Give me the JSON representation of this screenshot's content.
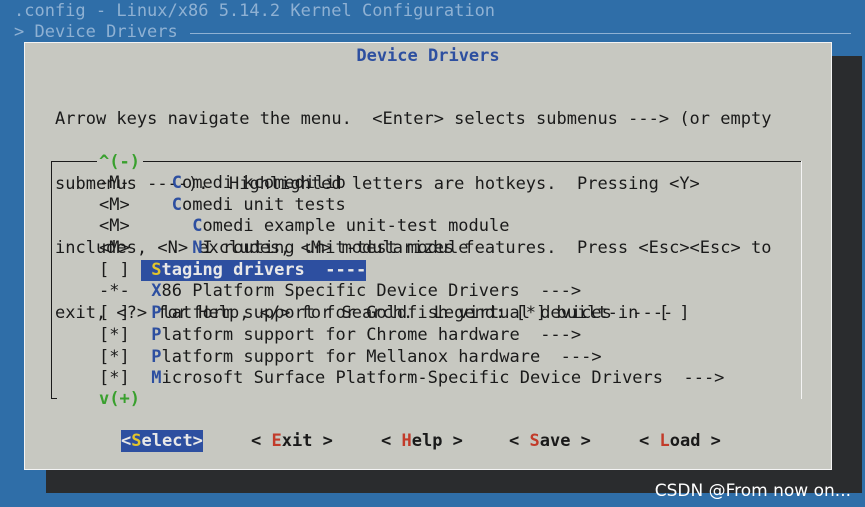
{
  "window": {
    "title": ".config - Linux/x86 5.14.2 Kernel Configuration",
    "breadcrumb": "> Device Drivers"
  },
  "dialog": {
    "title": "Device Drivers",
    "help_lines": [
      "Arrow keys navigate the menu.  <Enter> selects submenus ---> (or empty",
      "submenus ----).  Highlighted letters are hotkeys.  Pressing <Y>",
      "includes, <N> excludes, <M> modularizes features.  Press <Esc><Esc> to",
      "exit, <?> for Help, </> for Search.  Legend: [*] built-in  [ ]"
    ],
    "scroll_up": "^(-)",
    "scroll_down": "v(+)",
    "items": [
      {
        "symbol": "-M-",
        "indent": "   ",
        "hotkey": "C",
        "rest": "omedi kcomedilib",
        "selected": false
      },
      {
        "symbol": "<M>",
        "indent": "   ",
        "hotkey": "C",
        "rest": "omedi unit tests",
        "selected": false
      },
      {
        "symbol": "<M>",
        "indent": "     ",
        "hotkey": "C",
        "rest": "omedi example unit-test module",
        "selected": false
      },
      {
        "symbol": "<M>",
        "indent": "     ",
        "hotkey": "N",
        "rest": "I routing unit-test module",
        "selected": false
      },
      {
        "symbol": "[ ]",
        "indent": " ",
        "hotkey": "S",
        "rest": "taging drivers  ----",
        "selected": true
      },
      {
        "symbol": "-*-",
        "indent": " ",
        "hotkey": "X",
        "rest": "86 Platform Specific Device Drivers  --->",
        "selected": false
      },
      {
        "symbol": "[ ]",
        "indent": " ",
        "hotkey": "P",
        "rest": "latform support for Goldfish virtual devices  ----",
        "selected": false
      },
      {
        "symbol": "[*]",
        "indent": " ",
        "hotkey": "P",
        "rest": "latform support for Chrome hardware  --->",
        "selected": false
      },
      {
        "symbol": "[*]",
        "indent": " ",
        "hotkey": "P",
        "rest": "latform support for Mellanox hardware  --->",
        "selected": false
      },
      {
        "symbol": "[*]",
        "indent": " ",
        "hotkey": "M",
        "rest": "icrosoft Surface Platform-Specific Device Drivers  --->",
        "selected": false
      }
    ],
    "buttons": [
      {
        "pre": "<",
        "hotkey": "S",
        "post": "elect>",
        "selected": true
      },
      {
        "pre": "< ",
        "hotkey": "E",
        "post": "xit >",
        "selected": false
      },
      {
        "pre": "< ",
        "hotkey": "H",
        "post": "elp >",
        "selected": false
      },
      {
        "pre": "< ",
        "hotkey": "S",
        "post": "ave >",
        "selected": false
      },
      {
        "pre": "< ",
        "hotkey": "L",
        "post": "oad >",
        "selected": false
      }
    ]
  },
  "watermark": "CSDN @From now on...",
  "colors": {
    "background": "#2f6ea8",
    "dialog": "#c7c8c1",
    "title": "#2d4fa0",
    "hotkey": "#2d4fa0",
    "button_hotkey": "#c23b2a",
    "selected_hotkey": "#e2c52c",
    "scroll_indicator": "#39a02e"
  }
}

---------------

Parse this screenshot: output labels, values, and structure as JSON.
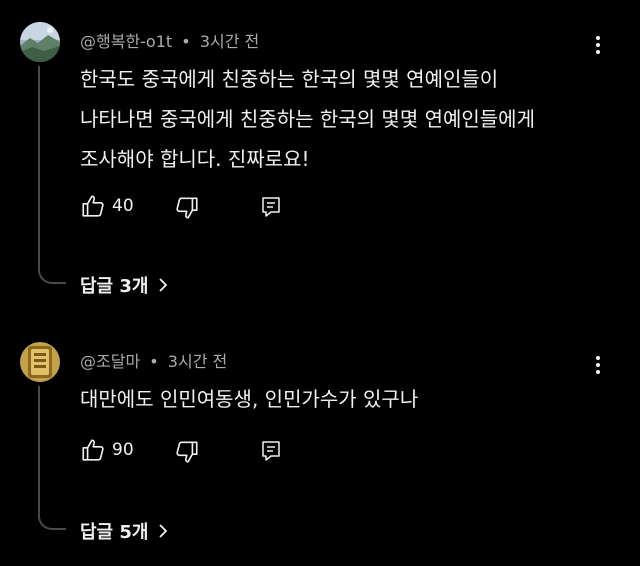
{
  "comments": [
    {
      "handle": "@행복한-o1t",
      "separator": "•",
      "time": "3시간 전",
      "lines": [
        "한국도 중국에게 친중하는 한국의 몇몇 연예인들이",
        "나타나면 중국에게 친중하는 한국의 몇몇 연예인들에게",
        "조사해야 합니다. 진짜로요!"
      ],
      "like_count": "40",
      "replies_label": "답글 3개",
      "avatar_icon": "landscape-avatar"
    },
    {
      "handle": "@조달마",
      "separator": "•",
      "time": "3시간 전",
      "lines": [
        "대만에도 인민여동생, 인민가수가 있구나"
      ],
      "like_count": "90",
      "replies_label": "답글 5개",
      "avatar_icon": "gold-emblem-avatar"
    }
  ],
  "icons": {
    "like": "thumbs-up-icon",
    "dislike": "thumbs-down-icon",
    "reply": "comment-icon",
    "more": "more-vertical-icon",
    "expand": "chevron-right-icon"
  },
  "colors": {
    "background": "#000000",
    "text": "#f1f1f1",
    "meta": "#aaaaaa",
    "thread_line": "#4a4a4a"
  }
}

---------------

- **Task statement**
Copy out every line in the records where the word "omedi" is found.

- **Response below**
        "rest": "omedi kcomedilib",
        "rest": "omedi unit tests",
        "rest": "omedi example unit-test module",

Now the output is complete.